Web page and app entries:
------------------------------------------------

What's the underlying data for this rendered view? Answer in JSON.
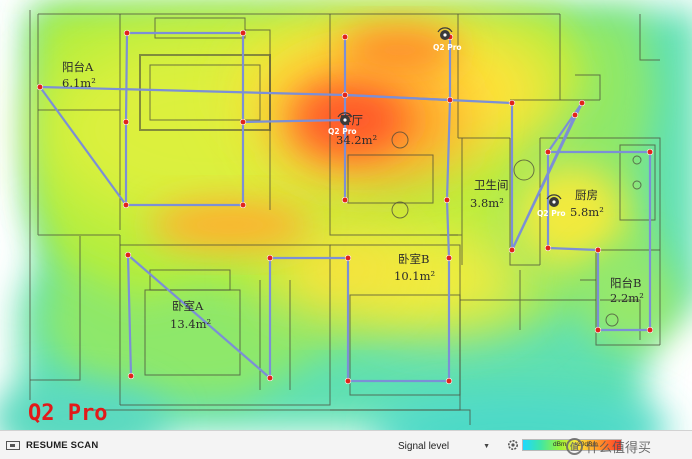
{
  "floorplan": {
    "rooms": [
      {
        "name": "阳台A",
        "area": "6.1m²"
      },
      {
        "name": "客厅",
        "area": "34.2m²"
      },
      {
        "name": "卫生间",
        "area": "3.8m²"
      },
      {
        "name": "厨房",
        "area": "5.8m²"
      },
      {
        "name": "卧室B",
        "area": "10.1m²"
      },
      {
        "name": "卧室A",
        "area": "13.4m²"
      },
      {
        "name": "阳台B",
        "area": "2.2m²"
      }
    ],
    "access_points": [
      {
        "label": "Q2 Pro"
      },
      {
        "label": "Q2 Pro"
      },
      {
        "label": "Q2 Pro"
      }
    ],
    "brand_label": "Q2 Pro"
  },
  "bottom_bar": {
    "resume_label": "RESUME SCAN",
    "view_mode": "Signal level",
    "legend_low": "dBm",
    "legend_high": "-20dBm"
  },
  "watermark": {
    "logo_char": "值",
    "text": "什么值得买"
  },
  "colors": {
    "survey_path": "#7c8fd6",
    "survey_point": "#e0241b",
    "brand_text": "#e21a1a"
  }
}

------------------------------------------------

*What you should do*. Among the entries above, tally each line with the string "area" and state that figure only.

*Answer to the exercise*. 7